• WHAT YOU NEED TO DO
Without the pictures, restate all of the data below word for word.

[Data excerpts]

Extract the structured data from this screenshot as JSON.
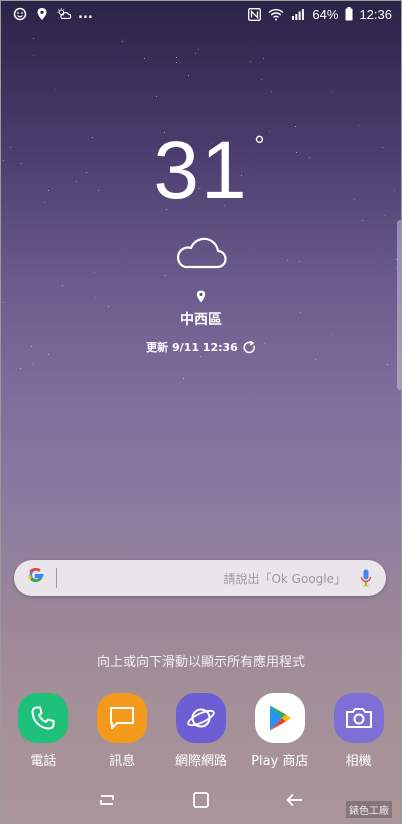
{
  "status_bar": {
    "battery": "64%",
    "time": "12:36",
    "overflow": "..."
  },
  "weather": {
    "temperature": "31",
    "degree_symbol": "°",
    "city": "中西區",
    "updated": "更新 9/11 12:36"
  },
  "search": {
    "logo": "G",
    "placeholder": "請說出「Ok Google」"
  },
  "swipe_hint": "向上或向下滑動以顯示所有應用程式",
  "dock": {
    "apps": [
      {
        "label": "電話",
        "icon": "phone-icon",
        "color": "#1fc07a"
      },
      {
        "label": "訊息",
        "icon": "message-icon",
        "color": "#f39a1c"
      },
      {
        "label": "網際網路",
        "icon": "internet-icon",
        "color": "#6c5ed4"
      },
      {
        "label": "Play 商店",
        "icon": "play-store-icon",
        "color": "#ffffff"
      },
      {
        "label": "相機",
        "icon": "camera-icon",
        "color": "#7e6fd6"
      }
    ]
  },
  "watermark": "錶色工廠"
}
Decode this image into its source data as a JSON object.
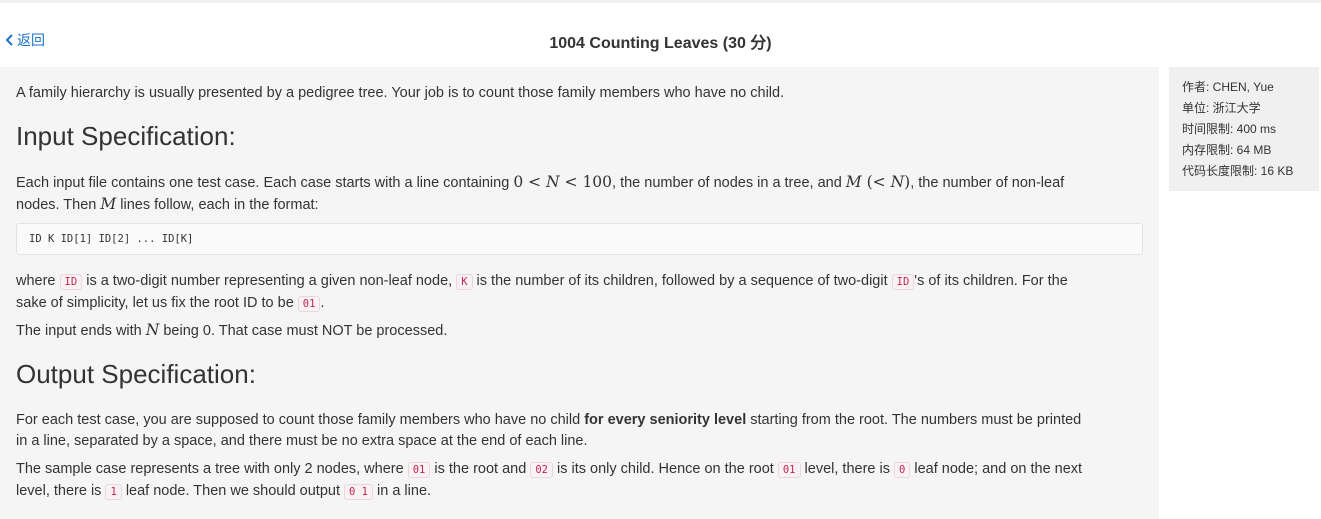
{
  "header": {
    "back_label": "返回",
    "title": "1004 Counting Leaves (30 分)"
  },
  "problem": {
    "intro": "A family hierarchy is usually presented by a pedigree tree. Your job is to count those family members who have no child.",
    "input_heading": "Input Specification:",
    "input_p1": {
      "t1": "Each input file contains one test case. Each case starts with a line containing ",
      "m1_zero": "0",
      "m1_lt1": " < ",
      "m1_N": "N",
      "m1_lt2": " < ",
      "m1_100": "100",
      "t2": ", the number of nodes in a tree, and ",
      "m2_M": "M",
      "m2_open": " (<",
      "m2_N": " N",
      "m2_close": ")",
      "t3": ", the number of non-leaf",
      "t4": "nodes. Then ",
      "m3_M": "M",
      "t5": " lines follow, each in the format:"
    },
    "format_code": "ID K ID[1] ID[2] ... ID[K]",
    "input_p2": {
      "t1": "where ",
      "c1": "ID",
      "t2": " is a two-digit number representing a given non-leaf node, ",
      "c2": "K",
      "t3": " is the number of its children, followed by a sequence of two-digit ",
      "c3": "ID",
      "t4": "'s of its children. For the",
      "t5": "sake of simplicity, let us fix the root ID to be ",
      "c4": "01",
      "t6": "."
    },
    "input_p3": {
      "t1": "The input ends with ",
      "m_N": "N",
      "t2": " being 0. That case must NOT be processed."
    },
    "output_heading": "Output Specification:",
    "output_p1": {
      "t1": "For each test case, you are supposed to count those family members who have no child ",
      "b1": "for every seniority level",
      "t2": " starting from the root. The numbers must be printed",
      "t3": "in a line, separated by a space, and there must be no extra space at the end of each line."
    },
    "output_p2": {
      "t1": "The sample case represents a tree with only 2 nodes, where ",
      "c1": "01",
      "t2": " is the root and ",
      "c2": "02",
      "t3": " is its only child. Hence on the root ",
      "c3": "01",
      "t4": " level, there is ",
      "c4": "0",
      "t5": " leaf node; and on the next",
      "t6": "level, there is ",
      "c5": "1",
      "t7": " leaf node. Then we should output ",
      "c6": "0 1",
      "t8": " in a line."
    }
  },
  "sidebar": {
    "author": "作者: CHEN, Yue",
    "unit": "单位: 浙江大学",
    "time_limit": "时间限制: 400 ms",
    "memory_limit": "内存限制: 64 MB",
    "code_limit": "代码长度限制: 16 KB"
  }
}
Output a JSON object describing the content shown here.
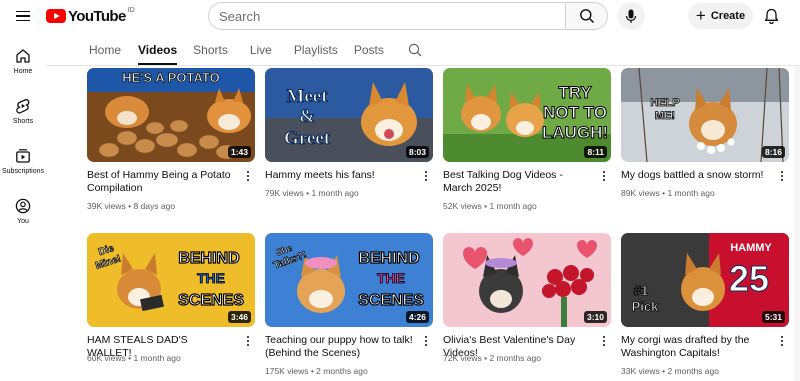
{
  "header": {
    "logo_text": "YouTube",
    "logo_country": "ID",
    "search_placeholder": "Search",
    "create_label": "Create"
  },
  "sidebar": {
    "items": [
      {
        "label": "Home",
        "icon": "home-icon"
      },
      {
        "label": "Shorts",
        "icon": "shorts-icon"
      },
      {
        "label": "Subscriptions",
        "icon": "subscriptions-icon"
      },
      {
        "label": "You",
        "icon": "you-icon"
      }
    ]
  },
  "tabs": [
    {
      "label": "Home",
      "active": false
    },
    {
      "label": "Videos",
      "active": true
    },
    {
      "label": "Shorts",
      "active": false
    },
    {
      "label": "Live",
      "active": false
    },
    {
      "label": "Playlists",
      "active": false
    },
    {
      "label": "Posts",
      "active": false
    }
  ],
  "videos": [
    {
      "title": "Best of Hammy Being a Potato Compilation",
      "views": "39K views",
      "age": "8 days ago",
      "duration": "1:43",
      "thumb_text": [
        "HE'S A POTATO"
      ],
      "thumb_bg": "#e8a33c"
    },
    {
      "title": "Hammy meets his fans!",
      "views": "79K views",
      "age": "1 month ago",
      "duration": "8:03",
      "thumb_text": [
        "Meet",
        "&",
        "Greet"
      ],
      "thumb_bg": "#3d6fb8"
    },
    {
      "title": "Best Talking Dog Videos - March 2025!",
      "views": "52K views",
      "age": "1 month ago",
      "duration": "8:11",
      "thumb_text": [
        "TRY",
        "NOT TO",
        "LAUGH!"
      ],
      "thumb_bg": "#5a9a3c"
    },
    {
      "title": "My dogs battled a snow storm!",
      "views": "89K views",
      "age": "1 month ago",
      "duration": "8:16",
      "thumb_text": [
        "HELP",
        "ME!"
      ],
      "thumb_bg": "#c9cfd4"
    },
    {
      "title": "HAM STEALS DAD'S WALLET!",
      "views": "60K views",
      "age": "1 month ago",
      "duration": "3:46",
      "thumb_text": [
        "Die",
        "Mine!",
        "BEHIND",
        "THE",
        "SCENES"
      ],
      "thumb_bg": "#f2c12e"
    },
    {
      "title": "Teaching our puppy how to talk! (Behind the Scenes)",
      "views": "175K views",
      "age": "2 months ago",
      "duration": "4:26",
      "thumb_text": [
        "She",
        "Talks?!",
        "BEHIND",
        "THE",
        "SCENES"
      ],
      "thumb_bg": "#3f7fd0"
    },
    {
      "title": "Olivia's Best Valentine's Day Videos!",
      "views": "72K views",
      "age": "2 months ago",
      "duration": "3:10",
      "thumb_text": [],
      "thumb_bg": "#f3c6cf"
    },
    {
      "title": "My corgi was drafted by the Washington Capitals!",
      "views": "33K views",
      "age": "2 months ago",
      "duration": "5:31",
      "thumb_text": [
        "HAMMY",
        "25",
        "#1",
        "Pick"
      ],
      "thumb_bg": "#3a3a3a"
    }
  ],
  "colors": {
    "brand_red": "#ff0000",
    "text_primary": "#0f0f0f",
    "text_secondary": "#606060"
  }
}
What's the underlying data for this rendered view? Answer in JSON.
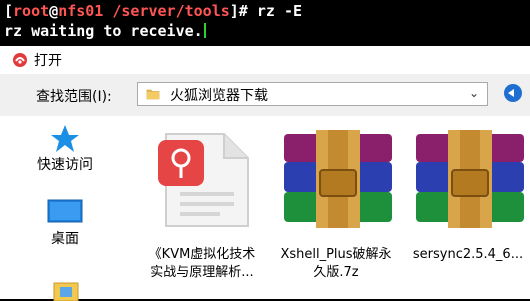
{
  "terminal": {
    "line1_open": "[",
    "user": "root",
    "at": "@",
    "host": "nfs01",
    "space": " ",
    "path": "/server/tools",
    "line1_close": "]# ",
    "command": "rz -E",
    "line2": "rz waiting to receive."
  },
  "dialog": {
    "title": "打开",
    "lookin_label": "查找范围(I):",
    "lookin_value": "火狐浏览器下载"
  },
  "sidebar": {
    "items": [
      {
        "label": "快速访问"
      },
      {
        "label": "桌面"
      }
    ]
  },
  "files": [
    {
      "line1": "《KVM虚拟化技术",
      "line2": "实战与原理解析..."
    },
    {
      "line1": "Xshell_Plus破解永",
      "line2": "久版.7z"
    },
    {
      "line1": "sersync2.5.4_6...",
      "line2": ""
    }
  ],
  "colors": {
    "terminal_bg": "#000000",
    "prompt_red": "#ff5555",
    "cursor_green": "#2bd42b",
    "dialog_bg": "#f0f0f0",
    "accent_blue": "#1f6fd1"
  }
}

• TASK RESPONSE
Extract the structured data from this screenshot as JSON.
{
  "status_bar": {
    "battery": "64%",
    "time": "12:36",
    "overflow": "..."
  },
  "weather": {
    "temperature": "31",
    "degree_symbol": "°",
    "city": "中西區",
    "updated": "更新 9/11 12:36"
  },
  "search": {
    "logo": "G",
    "placeholder": "請說出「Ok Google」"
  },
  "swipe_hint": "向上或向下滑動以顯示所有應用程式",
  "dock": {
    "apps": [
      {
        "label": "電話",
        "icon": "phone-icon",
        "color": "#1fc07a"
      },
      {
        "label": "訊息",
        "icon": "message-icon",
        "color": "#f39a1c"
      },
      {
        "label": "網際網路",
        "icon": "internet-icon",
        "color": "#6c5ed4"
      },
      {
        "label": "Play 商店",
        "icon": "play-store-icon",
        "color": "#ffffff"
      },
      {
        "label": "相機",
        "icon": "camera-icon",
        "color": "#7e6fd6"
      }
    ]
  },
  "watermark": "錶色工廠"
}
Decode this image into its source data as a JSON object.
{
  "header": {
    "back_label": "返回",
    "title": "1004 Counting Leaves (30 分)"
  },
  "problem": {
    "intro": "A family hierarchy is usually presented by a pedigree tree. Your job is to count those family members who have no child.",
    "input_heading": "Input Specification:",
    "input_p1": {
      "t1": "Each input file contains one test case. Each case starts with a line containing ",
      "m1_zero": "0",
      "m1_lt1": " < ",
      "m1_N": "N",
      "m1_lt2": " < ",
      "m1_100": "100",
      "t2": ", the number of nodes in a tree, and ",
      "m2_M": "M",
      "m2_open": " (<",
      "m2_N": " N",
      "m2_close": ")",
      "t3": ", the number of non-leaf",
      "t4": "nodes. Then ",
      "m3_M": "M",
      "t5": " lines follow, each in the format:"
    },
    "format_code": "ID K ID[1] ID[2] ... ID[K]",
    "input_p2": {
      "t1": "where ",
      "c1": "ID",
      "t2": " is a two-digit number representing a given non-leaf node, ",
      "c2": "K",
      "t3": " is the number of its children, followed by a sequence of two-digit ",
      "c3": "ID",
      "t4": "'s of its children. For the",
      "t5": "sake of simplicity, let us fix the root ID to be ",
      "c4": "01",
      "t6": "."
    },
    "input_p3": {
      "t1": "The input ends with ",
      "m_N": "N",
      "t2": " being 0. That case must NOT be processed."
    },
    "output_heading": "Output Specification:",
    "output_p1": {
      "t1": "For each test case, you are supposed to count those family members who have no child ",
      "b1": "for every seniority level",
      "t2": " starting from the root. The numbers must be printed",
      "t3": "in a line, separated by a space, and there must be no extra space at the end of each line."
    },
    "output_p2": {
      "t1": "The sample case represents a tree with only 2 nodes, where ",
      "c1": "01",
      "t2": " is the root and ",
      "c2": "02",
      "t3": " is its only child. Hence on the root ",
      "c3": "01",
      "t4": " level, there is ",
      "c4": "0",
      "t5": " leaf node; and on the next",
      "t6": "level, there is ",
      "c5": "1",
      "t7": " leaf node. Then we should output ",
      "c6": "0 1",
      "t8": " in a line."
    }
  },
  "sidebar": {
    "author": "作者: CHEN, Yue",
    "unit": "单位: 浙江大学",
    "time_limit": "时间限制: 400 ms",
    "memory_limit": "内存限制: 64 MB",
    "code_limit": "代码长度限制: 16 KB"
  }
}
Output a JSON object describing the content shown here.
{
  "header": {
    "logo_text": "YouTube",
    "logo_country": "ID",
    "search_placeholder": "Search",
    "create_label": "Create"
  },
  "sidebar": {
    "items": [
      {
        "label": "Home",
        "icon": "home-icon"
      },
      {
        "label": "Shorts",
        "icon": "shorts-icon"
      },
      {
        "label": "Subscriptions",
        "icon": "subscriptions-icon"
      },
      {
        "label": "You",
        "icon": "you-icon"
      }
    ]
  },
  "tabs": [
    {
      "label": "Home",
      "active": false
    },
    {
      "label": "Videos",
      "active": true
    },
    {
      "label": "Shorts",
      "active": false
    },
    {
      "label": "Live",
      "active": false
    },
    {
      "label": "Playlists",
      "active": false
    },
    {
      "label": "Posts",
      "active": false
    }
  ],
  "videos": [
    {
      "title": "Best of Hammy Being a Potato Compilation",
      "views": "39K views",
      "age": "8 days ago",
      "duration": "1:43",
      "thumb_text": [
        "HE'S A POTATO"
      ],
      "thumb_bg": "#e8a33c"
    },
    {
      "title": "Hammy meets his fans!",
      "views": "79K views",
      "age": "1 month ago",
      "duration": "8:03",
      "thumb_text": [
        "Meet",
        "&",
        "Greet"
      ],
      "thumb_bg": "#3d6fb8"
    },
    {
      "title": "Best Talking Dog Videos - March 2025!",
      "views": "52K views",
      "age": "1 month ago",
      "duration": "8:11",
      "thumb_text": [
        "TRY",
        "NOT TO",
        "LAUGH!"
      ],
      "thumb_bg": "#5a9a3c"
    },
    {
      "title": "My dogs battled a snow storm!",
      "views": "89K views",
      "age": "1 month ago",
      "duration": "8:16",
      "thumb_text": [
        "HELP",
        "ME!"
      ],
      "thumb_bg": "#c9cfd4"
    },
    {
      "title": "HAM STEALS DAD'S WALLET!",
      "views": "60K views",
      "age": "1 month ago",
      "duration": "3:46",
      "thumb_text": [
        "Die",
        "Mine!",
        "BEHIND",
        "THE",
        "SCENES"
      ],
      "thumb_bg": "#f2c12e"
    },
    {
      "title": "Teaching our puppy how to talk! (Behind the Scenes)",
      "views": "175K views",
      "age": "2 months ago",
      "duration": "4:26",
      "thumb_text": [
        "She",
        "Talks?!",
        "BEHIND",
        "THE",
        "SCENES"
      ],
      "thumb_bg": "#3f7fd0"
    },
    {
      "title": "Olivia's Best Valentine's Day Videos!",
      "views": "72K views",
      "age": "2 months ago",
      "duration": "3:10",
      "thumb_text": [],
      "thumb_bg": "#f3c6cf"
    },
    {
      "title": "My corgi was drafted by the Washington Capitals!",
      "views": "33K views",
      "age": "2 months ago",
      "duration": "5:31",
      "thumb_text": [
        "HAMMY",
        "25",
        "#1",
        "Pick"
      ],
      "thumb_bg": "#3a3a3a"
    }
  ],
  "colors": {
    "brand_red": "#ff0000",
    "text_primary": "#0f0f0f",
    "text_secondary": "#606060"
  }
}
What's the underlying data for this rendered view? Answer in JSON.
{
  "terminal": {
    "line1_open": "[",
    "user": "root",
    "at": "@",
    "host": "nfs01",
    "space": " ",
    "path": "/server/tools",
    "line1_close": "]# ",
    "command": "rz -E",
    "line2": "rz waiting to receive."
  },
  "dialog": {
    "title": "打开",
    "lookin_label": "查找范围(I):",
    "lookin_value": "火狐浏览器下载"
  },
  "sidebar": {
    "items": [
      {
        "label": "快速访问"
      },
      {
        "label": "桌面"
      }
    ]
  },
  "files": [
    {
      "line1": "《KVM虚拟化技术",
      "line2": "实战与原理解析..."
    },
    {
      "line1": "Xshell_Plus破解永",
      "line2": "久版.7z"
    },
    {
      "line1": "sersync2.5.4_6...",
      "line2": ""
    }
  ],
  "colors": {
    "terminal_bg": "#000000",
    "prompt_red": "#ff5555",
    "cursor_green": "#2bd42b",
    "dialog_bg": "#f0f0f0",
    "accent_blue": "#1f6fd1"
  }
}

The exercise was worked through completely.